We arrive in the middle of the afternoon without an appointment and set our kids up at the games, among other families, apparently from the neighborhood. Chatting with some of the locals, we meet Karine Ponties, a choreographer based in Belgium, currently in residence at Stanica.
I visit the space with her, although she doesn’t rehearse in the station itself, but in the annex room.
As soon as we arrived, we noticed a bridge pier that appeared to be dressed in plastic crates. In reality it wasn’t a pier, but a self-built theater. The highway bridge serves as a roof, while the walls are made of beer crates and mud. Two attached containers are used for storage and toilets. Inside are tiered bleachers and newly installed control gantries and professional lighting. A masterpiece of punk architecture…
The project is radically DIY, not only in its methods, but also in its activities. In addition to the performances and various workshops, there is a bicycle studio in one container, minded that day by Agathe, a French “European volunteer”. It’s a popular bike studio, in the literal sense—cyclists don’t just leave their bikes, they can also participate in repairs.
My impromptu guide confirms my impression: “Here, they don’t wait to do things.” Proceeds from performances and a few public and private grants keep the place afloat, as it remains independent.
The Stanica method seems to be recognized locally. The organization is partly in charge of another project, this time downtown. A synagogue had been abandoned and lay in ruins since the war. Someone had the idea of reviving it as an art center. The renovation is sober, nothing visibly DIY, as this is a unique historical monument: a place of worship built in a modernist style.

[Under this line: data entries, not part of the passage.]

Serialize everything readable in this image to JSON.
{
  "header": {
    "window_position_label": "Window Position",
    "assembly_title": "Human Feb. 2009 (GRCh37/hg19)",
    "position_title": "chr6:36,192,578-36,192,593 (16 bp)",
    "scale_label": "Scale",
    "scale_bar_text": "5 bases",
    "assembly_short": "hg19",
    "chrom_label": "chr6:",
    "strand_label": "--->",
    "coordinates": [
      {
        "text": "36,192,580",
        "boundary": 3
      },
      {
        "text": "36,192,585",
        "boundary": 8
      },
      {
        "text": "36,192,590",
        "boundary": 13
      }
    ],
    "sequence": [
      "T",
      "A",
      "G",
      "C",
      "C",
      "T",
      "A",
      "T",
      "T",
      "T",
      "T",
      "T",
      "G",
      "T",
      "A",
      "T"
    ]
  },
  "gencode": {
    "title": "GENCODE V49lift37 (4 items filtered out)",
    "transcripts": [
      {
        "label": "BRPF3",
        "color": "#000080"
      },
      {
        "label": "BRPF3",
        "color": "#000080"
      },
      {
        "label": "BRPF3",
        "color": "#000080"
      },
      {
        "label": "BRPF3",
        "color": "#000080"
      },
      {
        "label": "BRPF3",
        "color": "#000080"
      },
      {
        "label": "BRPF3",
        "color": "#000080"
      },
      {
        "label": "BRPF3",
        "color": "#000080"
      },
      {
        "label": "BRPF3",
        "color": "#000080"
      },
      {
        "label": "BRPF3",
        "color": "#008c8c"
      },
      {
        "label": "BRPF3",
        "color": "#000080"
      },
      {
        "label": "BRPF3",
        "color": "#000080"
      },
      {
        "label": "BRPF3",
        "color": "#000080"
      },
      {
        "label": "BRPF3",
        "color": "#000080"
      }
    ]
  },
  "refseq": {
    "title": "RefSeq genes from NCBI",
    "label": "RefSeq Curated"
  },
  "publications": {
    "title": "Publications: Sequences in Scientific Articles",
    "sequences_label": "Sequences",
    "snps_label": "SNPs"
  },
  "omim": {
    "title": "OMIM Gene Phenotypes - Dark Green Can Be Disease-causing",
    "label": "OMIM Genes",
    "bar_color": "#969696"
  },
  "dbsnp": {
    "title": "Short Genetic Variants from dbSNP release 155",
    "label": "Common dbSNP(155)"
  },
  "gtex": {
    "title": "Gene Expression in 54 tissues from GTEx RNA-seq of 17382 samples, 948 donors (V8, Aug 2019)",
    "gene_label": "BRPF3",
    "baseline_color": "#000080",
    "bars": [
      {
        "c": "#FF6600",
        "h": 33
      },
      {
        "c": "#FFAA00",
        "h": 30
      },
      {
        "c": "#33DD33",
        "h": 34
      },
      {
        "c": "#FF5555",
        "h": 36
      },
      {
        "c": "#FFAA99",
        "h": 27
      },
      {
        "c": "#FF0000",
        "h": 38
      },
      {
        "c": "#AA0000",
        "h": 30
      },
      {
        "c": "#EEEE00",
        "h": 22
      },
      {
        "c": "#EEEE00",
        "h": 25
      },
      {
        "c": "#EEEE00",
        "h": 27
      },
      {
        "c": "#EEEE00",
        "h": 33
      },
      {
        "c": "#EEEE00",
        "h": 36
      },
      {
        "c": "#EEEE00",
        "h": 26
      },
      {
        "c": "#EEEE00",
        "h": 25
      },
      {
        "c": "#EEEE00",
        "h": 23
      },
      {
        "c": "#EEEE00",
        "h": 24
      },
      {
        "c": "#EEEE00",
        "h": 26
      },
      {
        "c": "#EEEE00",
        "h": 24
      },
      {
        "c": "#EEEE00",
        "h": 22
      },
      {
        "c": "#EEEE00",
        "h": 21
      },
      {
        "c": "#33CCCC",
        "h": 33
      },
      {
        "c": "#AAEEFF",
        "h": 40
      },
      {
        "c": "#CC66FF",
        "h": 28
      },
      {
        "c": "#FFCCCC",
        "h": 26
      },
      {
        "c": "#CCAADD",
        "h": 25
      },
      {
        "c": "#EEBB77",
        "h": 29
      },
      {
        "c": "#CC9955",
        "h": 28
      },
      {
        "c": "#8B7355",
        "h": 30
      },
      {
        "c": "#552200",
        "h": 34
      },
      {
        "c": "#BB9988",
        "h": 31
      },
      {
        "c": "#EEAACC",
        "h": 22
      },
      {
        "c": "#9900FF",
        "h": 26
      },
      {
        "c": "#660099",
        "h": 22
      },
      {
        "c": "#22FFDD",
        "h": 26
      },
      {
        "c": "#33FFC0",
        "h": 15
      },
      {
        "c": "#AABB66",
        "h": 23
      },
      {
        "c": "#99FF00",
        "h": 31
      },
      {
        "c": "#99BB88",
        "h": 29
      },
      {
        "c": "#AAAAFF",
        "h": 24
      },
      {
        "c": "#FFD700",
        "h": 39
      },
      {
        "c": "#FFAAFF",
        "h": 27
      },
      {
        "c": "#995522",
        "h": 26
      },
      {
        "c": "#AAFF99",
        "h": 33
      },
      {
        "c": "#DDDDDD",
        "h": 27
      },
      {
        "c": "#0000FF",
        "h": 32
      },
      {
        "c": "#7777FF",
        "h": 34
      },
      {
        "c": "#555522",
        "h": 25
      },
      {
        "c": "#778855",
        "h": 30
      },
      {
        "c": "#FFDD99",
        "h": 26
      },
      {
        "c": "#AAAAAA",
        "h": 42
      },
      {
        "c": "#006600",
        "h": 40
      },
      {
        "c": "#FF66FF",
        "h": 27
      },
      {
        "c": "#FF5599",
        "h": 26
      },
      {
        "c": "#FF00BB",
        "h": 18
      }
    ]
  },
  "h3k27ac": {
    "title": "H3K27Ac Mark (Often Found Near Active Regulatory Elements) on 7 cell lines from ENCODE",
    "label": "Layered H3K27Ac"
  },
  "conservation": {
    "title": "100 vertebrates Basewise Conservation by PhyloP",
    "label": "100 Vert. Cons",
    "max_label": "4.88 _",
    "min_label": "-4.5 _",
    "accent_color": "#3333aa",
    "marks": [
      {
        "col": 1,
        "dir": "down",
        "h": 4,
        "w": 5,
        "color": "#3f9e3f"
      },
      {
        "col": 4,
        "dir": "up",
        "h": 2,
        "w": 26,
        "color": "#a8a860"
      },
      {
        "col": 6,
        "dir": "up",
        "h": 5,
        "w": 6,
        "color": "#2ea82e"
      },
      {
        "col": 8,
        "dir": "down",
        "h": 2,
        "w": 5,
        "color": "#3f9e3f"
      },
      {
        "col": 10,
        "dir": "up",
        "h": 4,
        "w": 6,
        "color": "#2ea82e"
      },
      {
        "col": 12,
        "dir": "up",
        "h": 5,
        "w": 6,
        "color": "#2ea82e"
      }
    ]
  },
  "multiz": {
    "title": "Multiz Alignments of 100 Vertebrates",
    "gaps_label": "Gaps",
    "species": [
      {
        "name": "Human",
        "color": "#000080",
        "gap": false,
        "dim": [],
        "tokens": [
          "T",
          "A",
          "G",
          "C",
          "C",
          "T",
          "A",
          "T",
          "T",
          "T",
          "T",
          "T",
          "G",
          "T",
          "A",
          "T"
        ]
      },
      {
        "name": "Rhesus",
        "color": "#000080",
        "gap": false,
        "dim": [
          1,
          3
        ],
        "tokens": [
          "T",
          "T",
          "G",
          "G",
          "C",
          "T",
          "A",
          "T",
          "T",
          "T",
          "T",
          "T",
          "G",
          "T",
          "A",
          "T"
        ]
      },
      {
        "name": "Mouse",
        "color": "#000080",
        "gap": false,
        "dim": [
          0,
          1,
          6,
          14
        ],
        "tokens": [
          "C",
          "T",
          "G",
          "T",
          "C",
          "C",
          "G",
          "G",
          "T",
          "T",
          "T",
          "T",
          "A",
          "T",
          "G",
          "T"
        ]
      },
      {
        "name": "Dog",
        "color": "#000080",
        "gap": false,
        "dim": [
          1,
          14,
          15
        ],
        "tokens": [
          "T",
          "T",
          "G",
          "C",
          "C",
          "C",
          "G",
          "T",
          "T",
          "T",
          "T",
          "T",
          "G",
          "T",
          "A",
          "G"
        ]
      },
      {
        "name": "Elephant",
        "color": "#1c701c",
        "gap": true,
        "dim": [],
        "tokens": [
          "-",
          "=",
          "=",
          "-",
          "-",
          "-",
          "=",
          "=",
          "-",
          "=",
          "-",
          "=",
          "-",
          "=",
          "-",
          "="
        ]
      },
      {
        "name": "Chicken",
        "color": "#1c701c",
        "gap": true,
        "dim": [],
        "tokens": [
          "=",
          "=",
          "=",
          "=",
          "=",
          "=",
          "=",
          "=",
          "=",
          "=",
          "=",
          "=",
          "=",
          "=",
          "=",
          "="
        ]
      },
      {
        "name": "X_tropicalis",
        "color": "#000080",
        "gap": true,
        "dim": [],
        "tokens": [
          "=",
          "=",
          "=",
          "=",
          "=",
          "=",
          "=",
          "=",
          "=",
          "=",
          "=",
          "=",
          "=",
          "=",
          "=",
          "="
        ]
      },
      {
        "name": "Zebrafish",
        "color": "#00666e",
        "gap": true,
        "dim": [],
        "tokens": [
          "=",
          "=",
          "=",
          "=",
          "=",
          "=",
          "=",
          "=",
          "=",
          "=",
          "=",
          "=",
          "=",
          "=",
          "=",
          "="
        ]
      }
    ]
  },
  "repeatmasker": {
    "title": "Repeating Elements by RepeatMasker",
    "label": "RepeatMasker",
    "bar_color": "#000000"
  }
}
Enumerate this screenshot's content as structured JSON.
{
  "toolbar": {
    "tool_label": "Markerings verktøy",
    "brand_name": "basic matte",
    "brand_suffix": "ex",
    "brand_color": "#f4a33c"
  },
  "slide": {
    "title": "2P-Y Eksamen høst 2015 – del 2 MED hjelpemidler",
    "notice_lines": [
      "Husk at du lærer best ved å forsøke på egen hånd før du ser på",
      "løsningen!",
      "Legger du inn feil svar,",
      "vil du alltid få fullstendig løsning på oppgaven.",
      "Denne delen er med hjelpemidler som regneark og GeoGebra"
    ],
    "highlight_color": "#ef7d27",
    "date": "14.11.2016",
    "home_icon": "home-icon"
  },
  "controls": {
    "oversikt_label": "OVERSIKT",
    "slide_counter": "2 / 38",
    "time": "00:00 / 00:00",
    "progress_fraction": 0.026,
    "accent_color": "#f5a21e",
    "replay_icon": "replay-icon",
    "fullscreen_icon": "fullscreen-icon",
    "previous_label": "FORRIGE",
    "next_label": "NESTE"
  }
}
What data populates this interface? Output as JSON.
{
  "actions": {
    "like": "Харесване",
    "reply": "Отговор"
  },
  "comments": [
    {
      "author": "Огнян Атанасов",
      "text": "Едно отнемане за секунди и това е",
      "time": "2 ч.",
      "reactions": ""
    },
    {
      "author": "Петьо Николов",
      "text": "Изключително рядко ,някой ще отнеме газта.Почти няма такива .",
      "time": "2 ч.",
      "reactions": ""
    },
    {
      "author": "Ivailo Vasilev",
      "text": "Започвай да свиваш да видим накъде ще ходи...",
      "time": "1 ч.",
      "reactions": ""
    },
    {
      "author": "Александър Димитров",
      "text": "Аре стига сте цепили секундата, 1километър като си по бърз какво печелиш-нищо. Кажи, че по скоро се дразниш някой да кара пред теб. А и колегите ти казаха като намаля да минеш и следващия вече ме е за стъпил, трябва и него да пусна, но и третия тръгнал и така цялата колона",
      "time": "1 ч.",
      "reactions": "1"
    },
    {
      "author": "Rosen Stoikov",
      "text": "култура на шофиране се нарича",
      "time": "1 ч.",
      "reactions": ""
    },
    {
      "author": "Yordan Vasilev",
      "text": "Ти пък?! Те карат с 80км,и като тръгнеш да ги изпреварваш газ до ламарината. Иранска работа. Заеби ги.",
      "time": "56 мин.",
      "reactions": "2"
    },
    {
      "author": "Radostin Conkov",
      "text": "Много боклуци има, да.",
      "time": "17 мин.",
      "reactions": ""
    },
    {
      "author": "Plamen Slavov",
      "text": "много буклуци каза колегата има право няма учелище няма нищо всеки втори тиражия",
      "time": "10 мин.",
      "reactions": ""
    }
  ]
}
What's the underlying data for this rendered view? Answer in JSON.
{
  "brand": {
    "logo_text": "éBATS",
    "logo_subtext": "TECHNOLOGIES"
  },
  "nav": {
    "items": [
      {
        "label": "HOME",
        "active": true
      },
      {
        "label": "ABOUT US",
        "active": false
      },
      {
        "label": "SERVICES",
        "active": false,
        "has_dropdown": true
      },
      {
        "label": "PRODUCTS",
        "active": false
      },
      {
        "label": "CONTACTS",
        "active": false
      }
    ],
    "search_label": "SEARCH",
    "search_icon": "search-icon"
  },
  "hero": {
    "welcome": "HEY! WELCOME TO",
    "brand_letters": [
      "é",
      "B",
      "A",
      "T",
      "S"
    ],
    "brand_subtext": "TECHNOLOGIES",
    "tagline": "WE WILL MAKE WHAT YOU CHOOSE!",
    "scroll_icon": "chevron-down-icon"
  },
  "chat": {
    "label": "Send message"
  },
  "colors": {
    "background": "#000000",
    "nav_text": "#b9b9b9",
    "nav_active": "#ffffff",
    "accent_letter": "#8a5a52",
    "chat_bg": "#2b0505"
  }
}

I visited the space (unfortunately hastily) before reboarding the train. The current exhibition is a sound piece by Milan Guštar, playing full blast in the nave, complemented by more intimate listening installations. I exchange explanations for thanks with the people at the reception, in an English more screamed than spoken.
Going back to the station, I cross the city again, with its little pedestrian street, its monument dedicated to the Red Army soldier and its trolleybuses. I can’t help making the analogy with my travel book: Le concert posthume de Jimi Hendrix, by Andreï Kourkov (not translated in English), a story (among others) about former hippies and other strange people in Lviv, going from suspect status to almost anonymous citizens.
The founders of Stanica may not call themselves hippies, but they succeeded in building by themselves a space to host minority cultures. They applied DIY methods to cultural practices… which is very political and not always possible.
Other stops, other possibilities
Trenta and Žilina were the two stops most directly linked to maker culture, but we also encountered other “DIY moments” that occasioned often humorous exchanges.
In Poland, a fox ate our shoes (really), so we had to find an artisan cobbler to fix them. He did the job brillantly with his antique Singer machine, in exchange for our high recommendation online.
In Berlin, we tried to repair the mechanical display of the oven at our friends’ house where we were staying. It was a delicate job initiated by our host in the middle of the night, in a very hackerspace atmosphere: beers, neon light, the smell of mechanical grease.
In the ex-nations of the Warsaw Pact and in ex-Yugoslovia, DIY comes in particular forms. Their network of micro-artisans is more dense than in France: minuscule shoe repair shops, computer repair shops, taxidermists… As the Trente Glorieuses missed these parts, do-it-yourself has long been a necessary way of life to access basic necessities. Today, however, the relationship to DIY is ambivalent—it’s a skill that’s both useful and rendered outdated, even old-fashioned, by the irruption of consumer society. DIY has also been a way to work around prohibitions.
What’s left of these pirate practices is an attitude, a predisposition toward alternative spaces to initiate projects without any institutional support and without waiting to act. This is what we were happy to find.